Scientists in Australia now tested the effects of ATH434 in mice engineered to lack the tau protein. These mice develop early hyposmia — a reduced ability to smell — followed by motor symptoms.

This has been proposed as a model for Parkinson’s, which is often marked by hyposmia in the early disease stages, commonly before motor symptoms develop.

In an initial set of experiments, 5.5-month old mice, before hyposmia onset, were given ATH343 or an inactive solution daily for six weeks.

The mice’s smelling ability then was tested by giving the animals two visually identical objects, with one having an interesting smell. Mice with an intact sense of smell will spend more time investigating the smelly object, while mice with hyposmia will split their time between both objects evenly.

Untreated tau-deficient mice showed no preference for the smelly object, indicating hyposmia, while mice treated with ATH434 showed a strong preference for the smelly object, suggesting a preserved sense of smell.

“As far as we are aware, the data reported here are the first demonstration of pharmacological restoration of pre-motor parkinsonian hyposmia [in living animals],” the researchers wrote.

Analyses of the mice’s brains — specifically the olfactory bulb, which is the region mainly responsible for processing smells — showed that tau-deficient mice had elevated levels of iron and copper. ATH434 treatment reduced levels of these metals, as well as the amount of alpha-synuclein protein.

These findings suggest altered metal accumulation playing a role in the smell-related problems reported before hallmark Parkinson’s symptoms appear, the disease’s so-called “prodromal” period. The researchers noted that little is known about how metals affect smell-related functions, highlighting a need for future research.

“Olfactory testing may be a useful readout to be incorporated into clinical trials with metal modulating agents, and ATH434 may have therapeutic potential in prodromal [Parkinson’s disease],” the team wrote.

Treated older mice show significant gains in motor function

In subsequent experiments, the scientists tested ATH434 in older (13.5 months old) tau-deficient mice, just before the onset of motor symptoms.
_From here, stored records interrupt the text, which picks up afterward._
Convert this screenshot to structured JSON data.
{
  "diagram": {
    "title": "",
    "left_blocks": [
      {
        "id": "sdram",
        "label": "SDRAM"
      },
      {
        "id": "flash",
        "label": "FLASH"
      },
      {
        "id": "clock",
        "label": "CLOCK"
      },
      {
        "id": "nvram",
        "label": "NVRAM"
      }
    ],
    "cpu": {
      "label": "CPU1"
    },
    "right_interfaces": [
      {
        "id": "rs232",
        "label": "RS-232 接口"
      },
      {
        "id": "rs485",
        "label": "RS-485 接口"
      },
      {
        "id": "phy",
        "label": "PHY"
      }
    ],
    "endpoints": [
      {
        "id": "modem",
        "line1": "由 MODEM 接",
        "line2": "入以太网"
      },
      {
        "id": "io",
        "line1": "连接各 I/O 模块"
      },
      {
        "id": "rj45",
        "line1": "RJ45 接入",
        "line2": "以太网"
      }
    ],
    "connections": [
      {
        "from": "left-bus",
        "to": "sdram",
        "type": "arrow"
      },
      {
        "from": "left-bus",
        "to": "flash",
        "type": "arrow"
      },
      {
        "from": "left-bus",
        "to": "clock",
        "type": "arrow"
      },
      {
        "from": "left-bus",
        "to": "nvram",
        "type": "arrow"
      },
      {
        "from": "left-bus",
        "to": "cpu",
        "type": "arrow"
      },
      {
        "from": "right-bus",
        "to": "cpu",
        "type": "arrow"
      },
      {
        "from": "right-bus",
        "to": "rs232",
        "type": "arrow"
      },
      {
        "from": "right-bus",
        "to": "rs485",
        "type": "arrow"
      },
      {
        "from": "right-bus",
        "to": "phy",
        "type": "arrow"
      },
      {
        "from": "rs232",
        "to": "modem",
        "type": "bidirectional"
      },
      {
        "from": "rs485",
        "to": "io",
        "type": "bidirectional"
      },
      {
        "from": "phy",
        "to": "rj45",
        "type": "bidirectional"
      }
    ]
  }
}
Compared with mice given an inactive solution, those treated with ATH434 performed significantly better on measures of motor function, such as the rotarod tests where animals have to balance on a spinning rod.

Untreated older mice also showed higher iron levels and marked nerve cell loss in the substantia nigra, a region of the brain heavily affected in Parkinson’s. These deficits were rescued by ATH434, indicating that the treatment prevents motor impairments by normalizing iron levels and protecting nerve cells from death.

Alterity has reported evaluating ATH434 in Phase 1 trials, where it was shown to be generally well tolerated and to achieve levels in the brain similar to those reported to be effective in animal models.

The therapy is currently being tested in an international Phase 2 trial (NCT05109091) involving people with multiple system atrophy, a form of atypical parkinsonism that is also associated with accumulation of toxic alpha-synuclein clumps.